As educators, we need to stress Informational Literacy. The resources of the Internet are a source of information and entertainment. We need to be sure that as consumers of the Internet that we are cautious about the information that we get from the Internet. We also need to be cautious about what we put out on the Internet. It needs to be fair and we need to remember that once something is online it doesn’t go away.

Things to Think About:

1. What are the good and bad points of Web 2.0?
2. How do we teach students about Informational Literacy and testing information on the Internet?
3. How do we teach students to be responsible about what they put on the Internet?

Editorial in the Bangor Daily News of August 13, 2007 link to Andrew Keen’s Book “The Cult of the Amateur: How Today’s Internet is Killing Our Culture.”

Sunday, August 19, 2007

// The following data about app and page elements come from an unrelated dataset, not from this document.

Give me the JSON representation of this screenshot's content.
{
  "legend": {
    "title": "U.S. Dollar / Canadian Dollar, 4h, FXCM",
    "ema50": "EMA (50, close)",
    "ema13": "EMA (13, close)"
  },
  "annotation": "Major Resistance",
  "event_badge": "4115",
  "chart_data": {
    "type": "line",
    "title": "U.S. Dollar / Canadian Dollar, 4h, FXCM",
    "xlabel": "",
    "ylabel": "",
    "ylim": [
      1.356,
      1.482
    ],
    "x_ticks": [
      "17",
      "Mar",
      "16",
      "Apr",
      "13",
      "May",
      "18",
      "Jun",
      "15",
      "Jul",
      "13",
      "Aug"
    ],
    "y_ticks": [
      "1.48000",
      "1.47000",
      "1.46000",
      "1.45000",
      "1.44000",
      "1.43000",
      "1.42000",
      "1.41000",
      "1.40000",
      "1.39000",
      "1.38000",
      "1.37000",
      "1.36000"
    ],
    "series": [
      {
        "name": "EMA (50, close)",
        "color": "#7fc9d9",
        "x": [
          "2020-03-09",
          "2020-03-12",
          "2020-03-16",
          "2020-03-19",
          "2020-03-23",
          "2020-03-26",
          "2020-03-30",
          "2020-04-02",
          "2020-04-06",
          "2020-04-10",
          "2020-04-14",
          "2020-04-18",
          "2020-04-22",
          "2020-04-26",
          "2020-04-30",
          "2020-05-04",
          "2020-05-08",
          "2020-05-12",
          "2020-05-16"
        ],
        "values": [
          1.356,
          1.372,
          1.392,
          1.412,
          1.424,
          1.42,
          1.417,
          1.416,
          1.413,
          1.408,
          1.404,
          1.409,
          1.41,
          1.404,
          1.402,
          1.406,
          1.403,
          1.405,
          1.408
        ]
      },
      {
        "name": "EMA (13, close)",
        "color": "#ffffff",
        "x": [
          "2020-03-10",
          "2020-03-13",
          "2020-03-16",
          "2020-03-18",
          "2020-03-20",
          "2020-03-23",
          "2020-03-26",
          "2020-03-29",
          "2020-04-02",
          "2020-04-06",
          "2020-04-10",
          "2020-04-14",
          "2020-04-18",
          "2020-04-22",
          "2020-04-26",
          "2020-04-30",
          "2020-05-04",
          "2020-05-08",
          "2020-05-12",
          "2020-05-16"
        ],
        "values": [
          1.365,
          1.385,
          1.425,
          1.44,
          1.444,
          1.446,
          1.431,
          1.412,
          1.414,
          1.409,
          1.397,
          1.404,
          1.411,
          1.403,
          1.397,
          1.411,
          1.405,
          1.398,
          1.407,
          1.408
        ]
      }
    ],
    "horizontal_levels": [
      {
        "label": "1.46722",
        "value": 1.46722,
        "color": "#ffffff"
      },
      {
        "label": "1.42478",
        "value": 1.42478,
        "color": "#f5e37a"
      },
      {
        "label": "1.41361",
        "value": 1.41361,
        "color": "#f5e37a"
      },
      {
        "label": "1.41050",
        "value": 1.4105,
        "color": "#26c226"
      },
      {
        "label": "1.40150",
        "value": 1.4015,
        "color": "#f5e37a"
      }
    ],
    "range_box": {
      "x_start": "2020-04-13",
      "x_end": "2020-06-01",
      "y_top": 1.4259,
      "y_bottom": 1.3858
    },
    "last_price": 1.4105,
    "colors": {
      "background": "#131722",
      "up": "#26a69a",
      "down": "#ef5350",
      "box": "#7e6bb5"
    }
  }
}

"Time and tide wait for no man. A pompous and self-satisfied proverb, and was true for a billion years; but in our day of electric wires and water-ballast we turn it around: Man waits not for time nor tide." ~ Mark Twain

To paraphrase the Rolling Stones, "Time is on our side." Or is it? How should we handle time?

Chris's Virtual Online Collection of 'Flash' Time Pieces
NLVM Clocks
Timeline Resources
Calendar Resources
66 Best Quotes on Time Management
Quote DB: Time
The History of Time

BBC: Walk Through Time